Americans are spending $4 trillion per year—about $12,000 per American—on health care. This is more than twice per capita what most other developed countries spend.

According to Kaiser Family Foundation, a family of four with a $50,000 income and employer coverage spends $7,450 per year on health—15% of their income.

A family of four with a $100,000 income and individual market/exchange coverage spends $24,300 per year on health—24% of their income.

Spending graph

In fact, according to an analysis by the White House Council of Economic Advisers, if we really want to increase wages sustainably, it’s essential to keep down health care cost inflation.
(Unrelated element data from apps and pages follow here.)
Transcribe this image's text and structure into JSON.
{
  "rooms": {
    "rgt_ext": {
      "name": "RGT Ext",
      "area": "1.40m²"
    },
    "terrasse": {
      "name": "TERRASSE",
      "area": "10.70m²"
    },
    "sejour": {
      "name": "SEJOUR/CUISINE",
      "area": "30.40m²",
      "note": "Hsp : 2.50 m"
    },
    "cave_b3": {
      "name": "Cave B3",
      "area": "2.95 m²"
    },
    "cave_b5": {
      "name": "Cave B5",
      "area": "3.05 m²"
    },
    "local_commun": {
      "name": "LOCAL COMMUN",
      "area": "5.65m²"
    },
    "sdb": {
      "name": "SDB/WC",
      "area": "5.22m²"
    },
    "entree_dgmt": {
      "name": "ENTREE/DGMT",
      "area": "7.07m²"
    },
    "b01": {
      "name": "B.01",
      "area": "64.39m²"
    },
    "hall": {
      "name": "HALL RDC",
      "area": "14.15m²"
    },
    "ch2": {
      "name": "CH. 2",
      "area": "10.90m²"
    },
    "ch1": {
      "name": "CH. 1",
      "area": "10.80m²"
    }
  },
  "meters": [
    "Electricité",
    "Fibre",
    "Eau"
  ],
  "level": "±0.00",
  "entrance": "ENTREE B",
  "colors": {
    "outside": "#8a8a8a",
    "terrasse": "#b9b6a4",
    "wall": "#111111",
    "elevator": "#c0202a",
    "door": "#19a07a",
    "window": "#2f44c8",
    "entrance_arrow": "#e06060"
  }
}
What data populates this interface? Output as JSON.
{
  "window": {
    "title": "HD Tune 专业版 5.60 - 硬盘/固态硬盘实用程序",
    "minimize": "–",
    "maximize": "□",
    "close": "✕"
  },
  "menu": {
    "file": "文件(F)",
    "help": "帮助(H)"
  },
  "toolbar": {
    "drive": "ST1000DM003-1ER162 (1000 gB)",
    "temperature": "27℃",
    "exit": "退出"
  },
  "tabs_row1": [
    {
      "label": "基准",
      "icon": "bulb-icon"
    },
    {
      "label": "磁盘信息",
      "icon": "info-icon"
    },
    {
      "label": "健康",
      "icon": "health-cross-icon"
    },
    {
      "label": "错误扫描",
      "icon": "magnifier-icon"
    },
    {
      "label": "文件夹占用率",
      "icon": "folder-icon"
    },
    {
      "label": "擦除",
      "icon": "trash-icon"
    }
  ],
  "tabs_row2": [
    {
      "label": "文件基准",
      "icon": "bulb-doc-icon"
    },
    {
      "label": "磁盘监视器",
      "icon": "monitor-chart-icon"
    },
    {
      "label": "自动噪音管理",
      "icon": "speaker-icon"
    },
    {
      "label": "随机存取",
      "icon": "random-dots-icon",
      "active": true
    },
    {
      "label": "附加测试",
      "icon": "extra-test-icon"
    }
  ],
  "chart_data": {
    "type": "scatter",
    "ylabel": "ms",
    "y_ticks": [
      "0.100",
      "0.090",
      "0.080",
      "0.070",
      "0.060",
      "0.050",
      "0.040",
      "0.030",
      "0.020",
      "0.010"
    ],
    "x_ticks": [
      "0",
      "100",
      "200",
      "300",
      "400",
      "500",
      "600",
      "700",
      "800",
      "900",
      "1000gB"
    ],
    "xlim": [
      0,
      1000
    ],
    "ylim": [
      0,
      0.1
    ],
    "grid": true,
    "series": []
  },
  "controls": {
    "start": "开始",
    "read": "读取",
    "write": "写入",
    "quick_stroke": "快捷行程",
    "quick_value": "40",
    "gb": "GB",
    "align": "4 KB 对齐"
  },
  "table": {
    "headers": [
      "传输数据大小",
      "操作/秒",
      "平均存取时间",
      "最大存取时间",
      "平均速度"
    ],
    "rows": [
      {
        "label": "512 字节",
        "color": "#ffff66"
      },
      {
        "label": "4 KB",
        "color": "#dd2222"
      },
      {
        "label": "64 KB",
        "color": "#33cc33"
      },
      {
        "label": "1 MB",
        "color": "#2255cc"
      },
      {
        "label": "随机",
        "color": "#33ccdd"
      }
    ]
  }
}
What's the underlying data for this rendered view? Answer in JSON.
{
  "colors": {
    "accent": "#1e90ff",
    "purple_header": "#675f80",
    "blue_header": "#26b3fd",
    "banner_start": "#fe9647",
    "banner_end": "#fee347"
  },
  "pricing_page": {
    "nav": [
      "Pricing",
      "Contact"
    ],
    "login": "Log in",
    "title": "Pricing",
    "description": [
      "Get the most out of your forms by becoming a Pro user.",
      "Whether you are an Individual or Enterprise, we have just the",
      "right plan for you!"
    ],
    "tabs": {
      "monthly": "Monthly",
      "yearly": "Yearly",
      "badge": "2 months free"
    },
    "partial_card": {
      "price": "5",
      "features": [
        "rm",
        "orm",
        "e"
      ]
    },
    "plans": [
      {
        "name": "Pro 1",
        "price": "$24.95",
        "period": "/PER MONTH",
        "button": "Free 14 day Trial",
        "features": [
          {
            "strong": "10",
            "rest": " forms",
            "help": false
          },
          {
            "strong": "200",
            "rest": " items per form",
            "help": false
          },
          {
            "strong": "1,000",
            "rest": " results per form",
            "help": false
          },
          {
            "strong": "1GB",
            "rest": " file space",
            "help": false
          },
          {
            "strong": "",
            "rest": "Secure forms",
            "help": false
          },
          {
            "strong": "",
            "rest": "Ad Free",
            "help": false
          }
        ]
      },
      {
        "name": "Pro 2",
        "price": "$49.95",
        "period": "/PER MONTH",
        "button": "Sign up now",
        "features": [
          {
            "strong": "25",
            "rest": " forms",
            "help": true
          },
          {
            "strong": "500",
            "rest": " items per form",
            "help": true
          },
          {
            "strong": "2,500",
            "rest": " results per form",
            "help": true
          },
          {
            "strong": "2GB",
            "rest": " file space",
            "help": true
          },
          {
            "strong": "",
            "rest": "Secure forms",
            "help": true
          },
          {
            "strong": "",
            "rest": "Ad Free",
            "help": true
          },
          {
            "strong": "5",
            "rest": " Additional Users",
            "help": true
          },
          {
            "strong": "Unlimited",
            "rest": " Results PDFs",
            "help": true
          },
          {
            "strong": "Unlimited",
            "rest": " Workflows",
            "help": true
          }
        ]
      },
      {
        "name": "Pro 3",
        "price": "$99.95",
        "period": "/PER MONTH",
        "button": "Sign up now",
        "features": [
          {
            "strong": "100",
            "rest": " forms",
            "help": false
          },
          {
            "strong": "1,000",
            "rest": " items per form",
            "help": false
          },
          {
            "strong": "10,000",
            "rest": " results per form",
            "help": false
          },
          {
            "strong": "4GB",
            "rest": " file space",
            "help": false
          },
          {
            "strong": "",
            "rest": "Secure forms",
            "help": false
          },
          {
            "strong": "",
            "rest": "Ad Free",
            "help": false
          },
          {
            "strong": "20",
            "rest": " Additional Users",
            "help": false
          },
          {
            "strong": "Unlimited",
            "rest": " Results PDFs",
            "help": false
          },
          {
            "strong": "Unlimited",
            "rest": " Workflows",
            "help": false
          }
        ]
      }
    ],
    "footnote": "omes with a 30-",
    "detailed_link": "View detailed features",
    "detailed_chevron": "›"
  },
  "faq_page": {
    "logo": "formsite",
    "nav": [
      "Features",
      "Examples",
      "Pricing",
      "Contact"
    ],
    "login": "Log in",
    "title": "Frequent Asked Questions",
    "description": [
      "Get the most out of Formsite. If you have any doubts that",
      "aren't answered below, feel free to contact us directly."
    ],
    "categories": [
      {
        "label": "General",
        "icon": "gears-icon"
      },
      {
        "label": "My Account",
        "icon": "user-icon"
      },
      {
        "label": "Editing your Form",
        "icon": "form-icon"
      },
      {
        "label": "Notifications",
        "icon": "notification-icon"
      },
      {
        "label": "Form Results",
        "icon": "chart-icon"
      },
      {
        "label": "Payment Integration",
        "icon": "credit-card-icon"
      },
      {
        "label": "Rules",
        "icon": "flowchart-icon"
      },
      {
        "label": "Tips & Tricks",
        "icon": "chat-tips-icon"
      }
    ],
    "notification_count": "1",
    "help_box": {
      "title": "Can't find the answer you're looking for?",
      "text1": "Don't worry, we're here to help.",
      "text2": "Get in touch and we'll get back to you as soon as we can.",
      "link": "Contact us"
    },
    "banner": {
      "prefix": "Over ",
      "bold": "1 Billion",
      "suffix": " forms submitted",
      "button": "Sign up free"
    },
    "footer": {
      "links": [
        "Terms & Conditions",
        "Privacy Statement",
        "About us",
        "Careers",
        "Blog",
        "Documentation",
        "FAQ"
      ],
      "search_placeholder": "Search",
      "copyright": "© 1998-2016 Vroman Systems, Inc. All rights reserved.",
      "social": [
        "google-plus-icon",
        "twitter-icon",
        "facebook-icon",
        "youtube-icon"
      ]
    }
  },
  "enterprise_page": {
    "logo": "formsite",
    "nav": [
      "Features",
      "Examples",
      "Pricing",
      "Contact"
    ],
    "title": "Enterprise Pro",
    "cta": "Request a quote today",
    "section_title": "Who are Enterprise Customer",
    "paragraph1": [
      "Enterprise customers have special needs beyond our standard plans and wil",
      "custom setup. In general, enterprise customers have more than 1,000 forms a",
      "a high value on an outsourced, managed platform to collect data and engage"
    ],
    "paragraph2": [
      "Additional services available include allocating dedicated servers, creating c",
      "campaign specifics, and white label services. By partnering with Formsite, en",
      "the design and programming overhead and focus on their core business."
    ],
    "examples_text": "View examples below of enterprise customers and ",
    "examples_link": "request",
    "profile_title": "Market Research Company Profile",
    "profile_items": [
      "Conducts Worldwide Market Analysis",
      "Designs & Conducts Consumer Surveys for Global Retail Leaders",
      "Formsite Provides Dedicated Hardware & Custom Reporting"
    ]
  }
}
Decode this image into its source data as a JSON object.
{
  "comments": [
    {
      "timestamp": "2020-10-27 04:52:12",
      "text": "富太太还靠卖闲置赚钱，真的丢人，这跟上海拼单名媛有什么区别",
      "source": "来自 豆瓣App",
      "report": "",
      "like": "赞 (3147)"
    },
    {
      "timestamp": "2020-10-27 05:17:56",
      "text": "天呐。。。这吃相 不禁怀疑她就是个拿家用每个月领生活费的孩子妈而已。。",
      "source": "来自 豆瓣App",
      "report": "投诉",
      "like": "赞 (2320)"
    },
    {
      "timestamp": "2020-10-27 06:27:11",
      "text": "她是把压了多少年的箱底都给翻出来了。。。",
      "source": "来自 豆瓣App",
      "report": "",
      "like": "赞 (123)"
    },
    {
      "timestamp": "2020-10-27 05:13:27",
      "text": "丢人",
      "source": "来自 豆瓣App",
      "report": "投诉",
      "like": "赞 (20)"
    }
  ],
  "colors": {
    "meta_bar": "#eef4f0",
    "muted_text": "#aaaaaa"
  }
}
Health care costs are simply too big a part of human resources costs to absorb in employer profits.  So they will continue to be passed on to employees to a large extent—often totally undermining salary increases.

Projected annual compensation graph

Analyzed from any of these perspectives:
Middle-income families are paying 10-20% or more of their income for their (AND others’) health costs, when taxes are taken into account.

Do the math: For average families, tax cuts can literally no longer even come close to keeping up with health cost increases.

One major implication, especially for red-states and conservatives:
In order to afford significant future tax cuts, we need to reduce health care cost increases—and to reduce health cost increases, we need to prevent chronic diseases much more effectively.

Yet in red-states, political leaders continue to focus state policies on tax cuts—even though health care is a far bigger problem for families.

Meanwhile, in blue-states, the focus in health continues to be on “accessibility” to and “affordability” of health care—by which progressives mean, in effect:  expanding public subsidies so that all Americans can afford expensive treatments for increasingly common chronic conditions. Clearly, though, given already high health costs AND the already high blue-state tax burden on families—including the state’s portion of Medicaid and other health-related taxes—simply pumping more public money into health care, primarily to pay for such widespread chronic disease management, is not sustainable.

Read More:  More details on Protecting Family Budgets